First, verification, when you type a url into the address bar (e.g. mybank.com), your browser takes you to that website. How do you know that it's really the website that you meant to go to, though? Without TLS, there really isn't a good way for the average user to know if they are really at mybank.com. However, one of the things that TLS does is very cleverly verifies that the server you are talking to is the one that you intended to reach. Basically, your browser (e.g. Chrome, Safari, etc.) has a list of trusted Certificate Authorities. Any site using TLS must register with one of these authorities and provide some basic information. Through a method called Public Key Cryptography, which we won't dive into here, your browser can securely determine whether this is the server that registered with the authority.
Secondly, TLS encrypts all of your data that is being transferred back and forth to the website. This means that all of the servers (and governments) between you and the website can't read any of the data being sent back and forth.
OK, so now we can talk about why there is a big push for everyone to use this and why it's coming now.
Security and Privacy are really consumer protections. There are several organizations that are working very hard to make the internet a safer place for everybody. In 2016 the price of registering a website at one of the trusted Certificate Authorities has been reduced all the way down to $0 thanks to Let's Encrypt and their sponsors. So it's natural that after two years the industry is now pushing for everybody to get onboard since there is no longer a cost hurdle.
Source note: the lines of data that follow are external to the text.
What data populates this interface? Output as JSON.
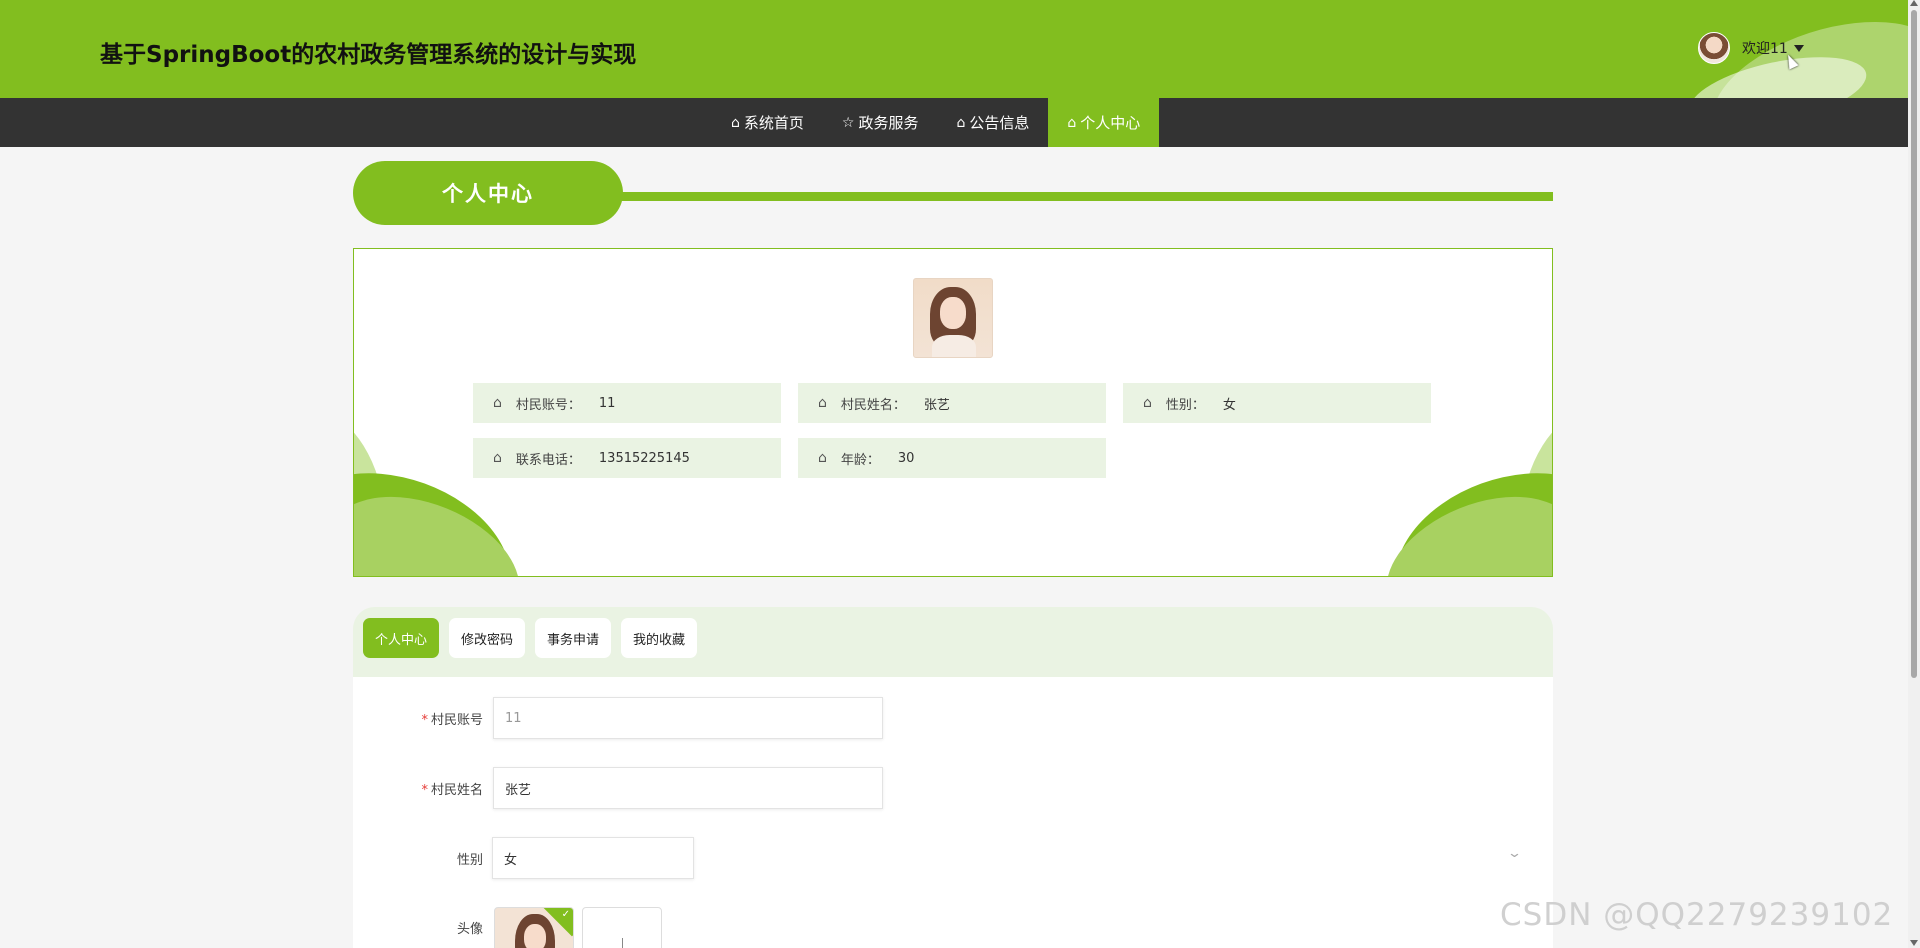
{
  "header": {
    "site_title": "基于SpringBoot的农村政务管理系统的设计与实现",
    "user_greeting": "欢迎11",
    "accent_color": "#82be1f"
  },
  "nav": {
    "items": [
      {
        "label": "系统首页",
        "icon": "home-icon"
      },
      {
        "label": "政务服务",
        "icon": "star-icon"
      },
      {
        "label": "公告信息",
        "icon": "bag-icon"
      },
      {
        "label": "个人中心",
        "icon": "home-icon",
        "active": true
      }
    ]
  },
  "section": {
    "title": "个人中心"
  },
  "profile": {
    "fields": [
      {
        "label": "村民账号：",
        "value": "11"
      },
      {
        "label": "村民姓名：",
        "value": "张艺"
      },
      {
        "label": "性别：",
        "value": "女"
      },
      {
        "label": "联系电话：",
        "value": "13515225145"
      },
      {
        "label": "年龄：",
        "value": "30"
      }
    ]
  },
  "tabs": [
    {
      "label": "个人中心",
      "active": true
    },
    {
      "label": "修改密码"
    },
    {
      "label": "事务申请"
    },
    {
      "label": "我的收藏"
    }
  ],
  "form": {
    "account_label": "村民账号",
    "account_value": "11",
    "name_label": "村民姓名",
    "name_value": "张艺",
    "gender_label": "性别",
    "gender_value": "女",
    "avatar_label": "头像",
    "required_mark": "*"
  },
  "watermark": "CSDN @QQ2279239102"
}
Even five years ago, using encryption for websites made them measurably slower. No one wants to wait longer for a page to load and no one wants to pay for more servers to handle the additional work required. This meant that encryption was only used when absolutely necessary. However, that has started to change. As servers have become faster and more efficient it no longer costs as much to use encryption all of the time. Probably the single biggest change in this area came in 2016 with the release of HTTP2, though. This is a newer and faster version of the underlying technology that powers the web. Technically this new version can be used without encryption but all of the major organizations have decided to only implement it if encryption is also used. So, while it used to be slower to use encryption now it can actually be faster.
Lastly, politics has come into play. With several countries around the world trying to censor the internet as well as governments trying to gather as much information as possible from the internet, there are now more reasons than ever to encrypt as much data as possible.
So, is TLS a magic bullet. Once it is used everywhere will the days of security breaches and privacy concerns be over. Unfortunately, not. This is only the first step. TLS doesn't have any impact on what a website does with your data once they get it, it only makes sure that it makes it to them securely. They could do any number of things with it after that, either intentionally or unintentionally. It is a big step in the right direction, though. Once it is used exclusively we can move onto solving other security and policy concerns.
If you aren't using TLS on your site then you're already putting your users at a higher risk, ranking lower on search engines and probably losing visitors due to slower page load times. After Google releases their update to Chrome in July, these negative impacts will be much larger as many users will see an insecure site warning when using your website. Don't let this happen to you Contact Us to start using TLS today.